◆ **THE DATA**:
──────────────────────────────
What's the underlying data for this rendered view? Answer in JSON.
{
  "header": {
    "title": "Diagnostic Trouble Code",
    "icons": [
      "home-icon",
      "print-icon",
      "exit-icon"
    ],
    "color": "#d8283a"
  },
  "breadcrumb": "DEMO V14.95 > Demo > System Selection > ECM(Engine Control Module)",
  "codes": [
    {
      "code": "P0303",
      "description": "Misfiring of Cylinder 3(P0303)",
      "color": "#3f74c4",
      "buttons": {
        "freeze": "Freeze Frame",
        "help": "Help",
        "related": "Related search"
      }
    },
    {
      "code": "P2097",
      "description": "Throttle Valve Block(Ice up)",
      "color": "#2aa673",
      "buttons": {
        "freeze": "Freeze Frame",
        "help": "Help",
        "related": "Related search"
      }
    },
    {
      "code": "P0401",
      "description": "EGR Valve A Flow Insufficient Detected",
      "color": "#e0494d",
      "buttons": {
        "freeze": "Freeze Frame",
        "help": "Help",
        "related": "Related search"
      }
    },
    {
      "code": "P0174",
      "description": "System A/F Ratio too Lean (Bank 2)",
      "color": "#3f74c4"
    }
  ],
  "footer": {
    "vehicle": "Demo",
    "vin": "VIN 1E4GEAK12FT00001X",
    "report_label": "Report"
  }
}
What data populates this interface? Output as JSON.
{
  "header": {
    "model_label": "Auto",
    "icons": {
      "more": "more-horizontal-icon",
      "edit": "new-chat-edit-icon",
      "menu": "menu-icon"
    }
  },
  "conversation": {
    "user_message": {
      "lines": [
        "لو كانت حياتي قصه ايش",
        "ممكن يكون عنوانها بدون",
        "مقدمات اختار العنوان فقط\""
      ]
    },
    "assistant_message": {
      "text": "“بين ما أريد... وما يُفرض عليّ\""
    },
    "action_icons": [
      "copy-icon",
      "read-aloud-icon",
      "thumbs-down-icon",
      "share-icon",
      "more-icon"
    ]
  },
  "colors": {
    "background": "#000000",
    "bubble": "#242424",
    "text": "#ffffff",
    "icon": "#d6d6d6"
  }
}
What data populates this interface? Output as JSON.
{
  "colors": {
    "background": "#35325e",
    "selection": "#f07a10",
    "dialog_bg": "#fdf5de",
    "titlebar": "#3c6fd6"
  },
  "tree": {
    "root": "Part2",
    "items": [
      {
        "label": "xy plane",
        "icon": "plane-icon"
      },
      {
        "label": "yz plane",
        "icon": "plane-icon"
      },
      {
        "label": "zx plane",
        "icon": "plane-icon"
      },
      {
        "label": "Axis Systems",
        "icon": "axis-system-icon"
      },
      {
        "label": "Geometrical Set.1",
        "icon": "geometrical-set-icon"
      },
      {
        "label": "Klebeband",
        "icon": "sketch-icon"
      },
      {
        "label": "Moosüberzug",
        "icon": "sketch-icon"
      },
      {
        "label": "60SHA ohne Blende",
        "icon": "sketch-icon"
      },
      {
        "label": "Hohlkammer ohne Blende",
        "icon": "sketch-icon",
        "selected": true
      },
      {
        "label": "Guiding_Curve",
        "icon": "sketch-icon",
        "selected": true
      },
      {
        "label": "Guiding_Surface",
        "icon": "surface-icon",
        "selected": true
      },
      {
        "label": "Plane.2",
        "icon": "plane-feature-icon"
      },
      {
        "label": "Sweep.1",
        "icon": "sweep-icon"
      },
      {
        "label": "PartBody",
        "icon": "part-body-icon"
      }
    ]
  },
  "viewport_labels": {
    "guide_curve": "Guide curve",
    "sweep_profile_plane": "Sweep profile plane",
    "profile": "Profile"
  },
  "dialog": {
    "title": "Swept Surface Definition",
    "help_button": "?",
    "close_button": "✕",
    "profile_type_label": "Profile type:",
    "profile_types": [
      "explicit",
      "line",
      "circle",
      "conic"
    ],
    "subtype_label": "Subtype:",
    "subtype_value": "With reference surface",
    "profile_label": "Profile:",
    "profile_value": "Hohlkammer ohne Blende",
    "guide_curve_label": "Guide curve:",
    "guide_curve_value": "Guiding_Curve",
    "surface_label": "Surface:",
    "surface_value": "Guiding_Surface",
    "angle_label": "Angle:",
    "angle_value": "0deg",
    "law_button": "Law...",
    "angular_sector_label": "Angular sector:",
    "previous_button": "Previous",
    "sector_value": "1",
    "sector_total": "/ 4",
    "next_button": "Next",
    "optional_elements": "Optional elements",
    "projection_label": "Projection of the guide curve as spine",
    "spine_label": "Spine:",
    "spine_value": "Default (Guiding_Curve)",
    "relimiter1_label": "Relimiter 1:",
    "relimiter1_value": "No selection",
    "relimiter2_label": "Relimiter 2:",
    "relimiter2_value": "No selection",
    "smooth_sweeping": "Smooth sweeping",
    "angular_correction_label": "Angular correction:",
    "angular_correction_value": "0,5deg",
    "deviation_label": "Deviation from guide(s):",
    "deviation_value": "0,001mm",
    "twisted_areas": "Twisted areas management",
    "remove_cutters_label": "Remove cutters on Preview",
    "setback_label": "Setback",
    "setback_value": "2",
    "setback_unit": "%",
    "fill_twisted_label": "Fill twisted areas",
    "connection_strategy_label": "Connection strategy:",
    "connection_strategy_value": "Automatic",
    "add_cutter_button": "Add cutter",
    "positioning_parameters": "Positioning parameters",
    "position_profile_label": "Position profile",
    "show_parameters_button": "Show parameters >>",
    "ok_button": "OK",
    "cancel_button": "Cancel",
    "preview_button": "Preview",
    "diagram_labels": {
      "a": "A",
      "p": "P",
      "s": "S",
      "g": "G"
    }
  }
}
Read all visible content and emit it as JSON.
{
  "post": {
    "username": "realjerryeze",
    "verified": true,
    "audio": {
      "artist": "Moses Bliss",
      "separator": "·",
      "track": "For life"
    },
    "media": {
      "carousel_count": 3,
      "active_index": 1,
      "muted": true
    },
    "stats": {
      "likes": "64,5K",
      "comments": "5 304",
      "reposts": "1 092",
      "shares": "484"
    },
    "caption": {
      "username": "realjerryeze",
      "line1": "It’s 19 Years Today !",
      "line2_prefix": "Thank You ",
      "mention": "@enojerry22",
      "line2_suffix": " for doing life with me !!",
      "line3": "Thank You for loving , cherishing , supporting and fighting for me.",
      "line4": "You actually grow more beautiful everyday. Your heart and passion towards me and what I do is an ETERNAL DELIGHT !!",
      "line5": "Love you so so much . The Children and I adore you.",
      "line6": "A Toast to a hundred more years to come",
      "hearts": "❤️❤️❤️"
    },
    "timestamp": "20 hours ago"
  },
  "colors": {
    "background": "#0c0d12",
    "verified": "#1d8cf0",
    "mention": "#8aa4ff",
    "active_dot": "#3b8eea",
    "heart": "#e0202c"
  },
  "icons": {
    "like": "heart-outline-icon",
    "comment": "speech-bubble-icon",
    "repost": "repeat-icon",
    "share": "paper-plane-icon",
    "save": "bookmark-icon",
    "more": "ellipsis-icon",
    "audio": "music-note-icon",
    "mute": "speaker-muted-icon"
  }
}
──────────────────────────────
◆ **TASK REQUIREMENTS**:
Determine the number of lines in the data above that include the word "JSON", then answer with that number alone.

◆ **PROBLEM SOLUTION**:
4